Another seemingly major nexus of the FTX influence-peddling effort was Democratic strategist and fundraiser Sean McElwee, who reportedly helped guide donations for Bankman-Fried. It was also recently revealed that McElwee had gambled on political contests, including betting against candidates he was working for. Though McElwee hasn’t faced any legal fallout, those two dings reportedly led to his December 2022 firing as head of Data for Progress, an extremely influential left-leaning think tank and polling firm he founded in 2018.
The long game
These are just a few highlights of a truly Byzantine operation. But what was Sam Bankman-Fried hoping to gain by spreading so much money around, by such deceptive means?
Publicly, Bankman-Fried used his political donations to buttress his carefully-crafted (and admittedly fake) image as a concerned philanthropist. For instance, another seeming middleman for FTX funds was Sam’s younger brother Gabe Bankman-Fried, who was placed in charge of a political advocacy nonprofit called Guarding Against Pandemics (GAP). The organization’s main source of funding was FTX.

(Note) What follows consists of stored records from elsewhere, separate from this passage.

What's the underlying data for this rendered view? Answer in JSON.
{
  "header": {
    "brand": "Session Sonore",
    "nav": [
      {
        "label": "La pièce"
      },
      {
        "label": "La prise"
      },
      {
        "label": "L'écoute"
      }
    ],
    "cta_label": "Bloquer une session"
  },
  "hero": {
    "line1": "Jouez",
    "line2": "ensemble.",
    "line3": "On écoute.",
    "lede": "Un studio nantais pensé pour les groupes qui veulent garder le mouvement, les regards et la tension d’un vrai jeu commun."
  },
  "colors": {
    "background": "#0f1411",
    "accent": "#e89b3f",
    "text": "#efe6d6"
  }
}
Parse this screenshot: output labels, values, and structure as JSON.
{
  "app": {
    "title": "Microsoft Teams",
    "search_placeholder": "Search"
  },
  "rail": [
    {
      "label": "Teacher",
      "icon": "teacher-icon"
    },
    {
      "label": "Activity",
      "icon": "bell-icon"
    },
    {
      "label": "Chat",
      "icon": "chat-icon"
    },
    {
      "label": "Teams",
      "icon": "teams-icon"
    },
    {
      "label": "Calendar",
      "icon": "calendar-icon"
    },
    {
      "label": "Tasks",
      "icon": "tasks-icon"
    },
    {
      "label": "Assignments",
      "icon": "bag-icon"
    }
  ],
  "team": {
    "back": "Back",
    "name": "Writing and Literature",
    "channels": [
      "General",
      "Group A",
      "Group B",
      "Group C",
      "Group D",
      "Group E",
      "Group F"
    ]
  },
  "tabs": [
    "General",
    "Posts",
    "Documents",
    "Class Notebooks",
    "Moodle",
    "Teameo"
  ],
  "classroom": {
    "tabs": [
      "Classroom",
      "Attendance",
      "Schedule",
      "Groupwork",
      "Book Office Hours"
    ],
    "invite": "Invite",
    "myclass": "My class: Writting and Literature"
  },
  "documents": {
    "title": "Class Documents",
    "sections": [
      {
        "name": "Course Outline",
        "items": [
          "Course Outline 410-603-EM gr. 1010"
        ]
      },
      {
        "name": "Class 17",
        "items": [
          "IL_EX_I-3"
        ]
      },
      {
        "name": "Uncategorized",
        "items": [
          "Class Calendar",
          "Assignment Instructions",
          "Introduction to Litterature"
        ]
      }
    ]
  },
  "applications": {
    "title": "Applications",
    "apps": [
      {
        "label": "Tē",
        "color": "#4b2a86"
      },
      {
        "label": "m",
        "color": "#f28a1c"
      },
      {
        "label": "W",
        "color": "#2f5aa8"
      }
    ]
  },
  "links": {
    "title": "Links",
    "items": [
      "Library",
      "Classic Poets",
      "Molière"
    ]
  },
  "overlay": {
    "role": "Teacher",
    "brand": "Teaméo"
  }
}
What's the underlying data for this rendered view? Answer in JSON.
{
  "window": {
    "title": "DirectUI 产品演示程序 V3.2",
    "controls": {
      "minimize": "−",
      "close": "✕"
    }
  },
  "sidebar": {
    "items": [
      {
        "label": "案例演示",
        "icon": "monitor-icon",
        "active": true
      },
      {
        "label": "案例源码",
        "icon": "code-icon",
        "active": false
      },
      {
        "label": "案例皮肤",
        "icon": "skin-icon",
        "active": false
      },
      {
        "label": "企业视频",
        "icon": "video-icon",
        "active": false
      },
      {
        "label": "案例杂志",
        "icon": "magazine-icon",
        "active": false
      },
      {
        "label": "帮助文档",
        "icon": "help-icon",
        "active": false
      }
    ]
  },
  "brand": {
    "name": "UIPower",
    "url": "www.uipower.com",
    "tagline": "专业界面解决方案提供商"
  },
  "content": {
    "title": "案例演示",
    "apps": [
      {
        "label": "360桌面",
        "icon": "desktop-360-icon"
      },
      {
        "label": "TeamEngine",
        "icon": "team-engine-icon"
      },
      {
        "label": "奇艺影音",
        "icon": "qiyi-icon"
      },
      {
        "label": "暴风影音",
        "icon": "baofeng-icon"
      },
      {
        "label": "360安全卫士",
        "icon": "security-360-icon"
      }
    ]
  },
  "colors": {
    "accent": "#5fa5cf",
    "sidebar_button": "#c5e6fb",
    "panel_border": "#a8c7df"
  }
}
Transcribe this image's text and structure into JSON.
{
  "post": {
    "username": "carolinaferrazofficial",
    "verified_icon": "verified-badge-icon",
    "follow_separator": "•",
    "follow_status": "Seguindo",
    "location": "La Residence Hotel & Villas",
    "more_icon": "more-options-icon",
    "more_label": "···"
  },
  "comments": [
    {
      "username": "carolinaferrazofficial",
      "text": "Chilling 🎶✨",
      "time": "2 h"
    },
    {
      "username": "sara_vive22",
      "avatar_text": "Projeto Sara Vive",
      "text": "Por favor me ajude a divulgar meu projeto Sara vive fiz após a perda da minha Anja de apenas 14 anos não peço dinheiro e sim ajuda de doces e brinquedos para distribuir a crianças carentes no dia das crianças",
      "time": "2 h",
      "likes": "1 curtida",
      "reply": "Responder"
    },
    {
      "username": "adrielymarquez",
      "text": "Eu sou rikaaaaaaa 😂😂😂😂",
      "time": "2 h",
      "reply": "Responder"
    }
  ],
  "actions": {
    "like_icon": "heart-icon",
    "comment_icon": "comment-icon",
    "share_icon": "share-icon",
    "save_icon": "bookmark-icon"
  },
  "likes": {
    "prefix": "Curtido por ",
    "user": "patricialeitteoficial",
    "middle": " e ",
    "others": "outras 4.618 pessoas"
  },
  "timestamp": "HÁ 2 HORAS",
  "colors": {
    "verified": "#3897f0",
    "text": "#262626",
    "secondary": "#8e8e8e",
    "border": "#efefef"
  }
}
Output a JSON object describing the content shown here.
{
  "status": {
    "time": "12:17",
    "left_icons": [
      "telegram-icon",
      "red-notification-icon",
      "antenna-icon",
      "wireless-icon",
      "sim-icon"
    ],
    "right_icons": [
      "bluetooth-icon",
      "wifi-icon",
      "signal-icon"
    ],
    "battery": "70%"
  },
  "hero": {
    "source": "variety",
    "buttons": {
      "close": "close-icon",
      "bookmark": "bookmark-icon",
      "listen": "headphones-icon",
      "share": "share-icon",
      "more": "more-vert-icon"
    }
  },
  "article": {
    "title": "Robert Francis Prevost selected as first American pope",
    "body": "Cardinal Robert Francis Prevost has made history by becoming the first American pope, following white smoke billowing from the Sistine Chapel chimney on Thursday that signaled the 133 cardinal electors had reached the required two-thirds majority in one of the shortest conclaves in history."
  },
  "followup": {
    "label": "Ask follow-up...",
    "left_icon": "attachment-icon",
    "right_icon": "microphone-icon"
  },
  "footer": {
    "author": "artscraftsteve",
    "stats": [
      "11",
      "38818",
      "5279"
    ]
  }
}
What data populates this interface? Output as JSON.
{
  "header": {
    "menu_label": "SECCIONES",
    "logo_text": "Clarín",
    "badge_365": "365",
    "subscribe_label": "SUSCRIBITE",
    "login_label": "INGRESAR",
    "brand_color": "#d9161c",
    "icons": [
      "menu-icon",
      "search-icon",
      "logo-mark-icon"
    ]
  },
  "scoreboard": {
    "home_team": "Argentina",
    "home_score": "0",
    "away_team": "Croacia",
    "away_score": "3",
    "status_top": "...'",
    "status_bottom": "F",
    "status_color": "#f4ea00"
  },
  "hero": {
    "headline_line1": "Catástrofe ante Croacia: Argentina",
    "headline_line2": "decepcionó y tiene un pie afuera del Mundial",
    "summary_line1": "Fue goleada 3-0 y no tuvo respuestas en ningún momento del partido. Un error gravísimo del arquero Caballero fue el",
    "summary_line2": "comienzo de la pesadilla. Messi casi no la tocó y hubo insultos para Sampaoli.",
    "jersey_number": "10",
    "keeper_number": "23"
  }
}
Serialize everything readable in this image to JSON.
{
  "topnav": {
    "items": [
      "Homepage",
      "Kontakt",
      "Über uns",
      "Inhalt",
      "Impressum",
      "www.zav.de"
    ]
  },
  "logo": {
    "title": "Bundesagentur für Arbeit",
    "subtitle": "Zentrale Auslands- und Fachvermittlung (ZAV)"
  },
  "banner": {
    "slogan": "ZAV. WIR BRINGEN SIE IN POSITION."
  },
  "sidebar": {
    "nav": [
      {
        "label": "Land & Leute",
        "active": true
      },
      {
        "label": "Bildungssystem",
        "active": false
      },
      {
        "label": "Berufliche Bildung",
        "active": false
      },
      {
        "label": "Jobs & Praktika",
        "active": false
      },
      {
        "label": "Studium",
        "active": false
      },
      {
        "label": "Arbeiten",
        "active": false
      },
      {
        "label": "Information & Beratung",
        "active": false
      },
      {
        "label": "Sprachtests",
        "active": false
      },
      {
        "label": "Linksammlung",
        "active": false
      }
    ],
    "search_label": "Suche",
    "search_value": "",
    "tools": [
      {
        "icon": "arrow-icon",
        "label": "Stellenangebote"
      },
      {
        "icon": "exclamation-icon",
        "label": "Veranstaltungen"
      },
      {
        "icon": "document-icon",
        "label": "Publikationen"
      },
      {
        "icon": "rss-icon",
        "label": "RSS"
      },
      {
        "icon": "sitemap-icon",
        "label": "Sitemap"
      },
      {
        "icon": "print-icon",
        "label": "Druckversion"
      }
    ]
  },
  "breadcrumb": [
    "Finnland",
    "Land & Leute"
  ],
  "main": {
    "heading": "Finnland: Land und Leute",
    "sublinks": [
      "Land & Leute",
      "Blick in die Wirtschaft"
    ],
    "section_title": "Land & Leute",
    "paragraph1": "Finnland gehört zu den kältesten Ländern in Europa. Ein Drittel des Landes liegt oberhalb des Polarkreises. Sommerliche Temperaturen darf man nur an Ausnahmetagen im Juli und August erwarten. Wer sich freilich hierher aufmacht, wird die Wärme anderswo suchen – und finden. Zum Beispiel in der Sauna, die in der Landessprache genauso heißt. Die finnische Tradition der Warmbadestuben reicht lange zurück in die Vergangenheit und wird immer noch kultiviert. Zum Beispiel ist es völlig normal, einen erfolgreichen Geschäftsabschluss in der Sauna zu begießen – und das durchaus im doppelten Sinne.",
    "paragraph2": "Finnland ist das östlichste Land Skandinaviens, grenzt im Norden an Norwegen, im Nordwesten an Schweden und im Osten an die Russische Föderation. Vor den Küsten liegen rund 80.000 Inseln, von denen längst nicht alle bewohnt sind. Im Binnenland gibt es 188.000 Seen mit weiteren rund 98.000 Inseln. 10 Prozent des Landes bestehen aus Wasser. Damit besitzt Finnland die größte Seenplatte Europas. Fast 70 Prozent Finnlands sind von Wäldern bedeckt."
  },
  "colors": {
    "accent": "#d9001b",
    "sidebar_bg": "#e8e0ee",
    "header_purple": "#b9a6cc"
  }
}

GAP’s political efforts appear to have been thoroughly hamfisted and ineffectual. Guarding Against Pandemics spent unprecedented sums in an Oregon House race, but its candidate lost. GAP also intervened in a Colorado ballot initiative and managed to alienate parties it was nominally collaborating with. Michelle Bond, meanwhile, lost her House primary race by an embarrassing 20 points. The combined ineptitude and corruption on display is a revealing parallel to Alameda Research’s ability to lose massive amounts of money despite seemingly having a cheat code on FTX.
But even if you’re incompetent, throwing tens of millions of dollars around clearly counts for a lot in Washington, D.C. Bankman-Fried’s donations likely helped him win meetings with the likes of U.S. Securities and Exchange Commission (SEC) Chair Gary Gensler, and invitations to testify before Congress about crypto. Gensler and others seemed eager to welcome Bankman-Fried as an “adult in the room” on crypto regulation.
But many in the industry were hostile to the DCCPA legislation that Bankman-Fried helped craft, and which would have imposed onerous and even nonsensical requirements on decentralized finance (DeFi) platforms and services. Many argued that the rules would have amounted to a ban on DeFi in the U.S., and would have channeled more crypto into centralized entities – including FTX itself. That might have saved FTX from collapse and helped keep Bankman-Fried’s many alleged crimes secret.
As we move closer to Bankman-Fried’s scheduled October criminal trial, the theft of customer funds will be a dominant issue for many crypto industry observers. But that’s just one part of an even darker allegation: that Bankman-Fried, with help from many allies, used those stolen funds to pervert the legislative process of the United States towards his own entirely self-interested goals.